● Instructions for the task: What follows is a block of records; restate each one word for word.

● Input data:
=== Begin Enclosure ===

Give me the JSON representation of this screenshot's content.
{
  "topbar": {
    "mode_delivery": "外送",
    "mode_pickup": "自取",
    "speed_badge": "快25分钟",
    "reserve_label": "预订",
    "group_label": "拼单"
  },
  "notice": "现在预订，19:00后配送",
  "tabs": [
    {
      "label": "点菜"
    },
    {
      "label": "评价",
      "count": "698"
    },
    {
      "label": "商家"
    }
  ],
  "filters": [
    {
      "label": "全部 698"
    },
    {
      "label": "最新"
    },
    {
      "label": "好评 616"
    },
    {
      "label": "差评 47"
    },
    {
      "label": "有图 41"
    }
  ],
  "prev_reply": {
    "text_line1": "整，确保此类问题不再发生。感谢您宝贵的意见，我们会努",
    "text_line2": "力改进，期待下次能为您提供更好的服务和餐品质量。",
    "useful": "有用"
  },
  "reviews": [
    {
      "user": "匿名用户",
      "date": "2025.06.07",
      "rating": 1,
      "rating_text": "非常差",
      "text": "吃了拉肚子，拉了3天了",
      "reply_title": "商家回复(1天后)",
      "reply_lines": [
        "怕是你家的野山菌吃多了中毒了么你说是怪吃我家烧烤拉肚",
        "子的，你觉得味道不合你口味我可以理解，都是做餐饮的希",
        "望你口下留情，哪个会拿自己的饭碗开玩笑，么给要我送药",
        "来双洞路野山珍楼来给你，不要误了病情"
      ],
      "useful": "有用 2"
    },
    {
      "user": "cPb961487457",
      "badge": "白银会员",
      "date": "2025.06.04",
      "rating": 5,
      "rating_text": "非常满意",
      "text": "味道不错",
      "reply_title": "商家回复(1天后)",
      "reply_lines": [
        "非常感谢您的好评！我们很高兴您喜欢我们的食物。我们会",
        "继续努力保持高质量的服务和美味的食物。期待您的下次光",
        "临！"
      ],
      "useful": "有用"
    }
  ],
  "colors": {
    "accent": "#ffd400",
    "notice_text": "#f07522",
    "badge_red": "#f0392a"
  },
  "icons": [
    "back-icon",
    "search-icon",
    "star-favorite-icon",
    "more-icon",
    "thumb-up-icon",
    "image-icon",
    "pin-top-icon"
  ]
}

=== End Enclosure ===

● Task answer:
Give me the JSON representation of this screenshot's content.
{
  "topbar": {
    "mode_delivery": "外送",
    "mode_pickup": "自取",
    "speed_badge": "快25分钟",
    "reserve_label": "预订",
    "group_label": "拼单"
  },
  "notice": "现在预订，19:00后配送",
  "tabs": [
    {
      "label": "点菜"
    },
    {
      "label": "评价",
      "count": "698"
    },
    {
      "label": "商家"
    }
  ],
  "filters": [
    {
      "label": "全部 698"
    },
    {
      "label": "最新"
    },
    {
      "label": "好评 616"
    },
    {
      "label": "差评 47"
    },
    {
      "label": "有图 41"
    }
  ],
  "prev_reply": {
    "text_line1": "整，确保此类问题不再发生。感谢您宝贵的意见，我们会努",
    "text_line2": "力改进，期待下次能为您提供更好的服务和餐品质量。",
    "useful": "有用"
  },
  "reviews": [
    {
      "user": "匿名用户",
      "date": "2025.06.07",
      "rating": 1,
      "rating_text": "非常差",
      "text": "吃了拉肚子，拉了3天了",
      "reply_title": "商家回复(1天后)",
      "reply_lines": [
        "怕是你家的野山菌吃多了中毒了么你说是怪吃我家烧烤拉肚",
        "子的，你觉得味道不合你口味我可以理解，都是做餐饮的希",
        "望你口下留情，哪个会拿自己的饭碗开玩笑，么给要我送药",
        "来双洞路野山珍楼来给你，不要误了病情"
      ],
      "useful": "有用 2"
    },
    {
      "user": "cPb961487457",
      "badge": "白银会员",
      "date": "2025.06.04",
      "rating": 5,
      "rating_text": "非常满意",
      "text": "味道不错",
      "reply_title": "商家回复(1天后)",
      "reply_lines": [
        "非常感谢您的好评！我们很高兴您喜欢我们的食物。我们会",
        "继续努力保持高质量的服务和美味的食物。期待您的下次光",
        "临！"
      ],
      "useful": "有用"
    }
  ],
  "colors": {
    "accent": "#ffd400",
    "notice_text": "#f07522",
    "badge_red": "#f0392a"
  },
  "icons": [
    "back-icon",
    "search-icon",
    "star-favorite-icon",
    "more-icon",
    "thumb-up-icon",
    "image-icon",
    "pin-top-icon"
  ]
}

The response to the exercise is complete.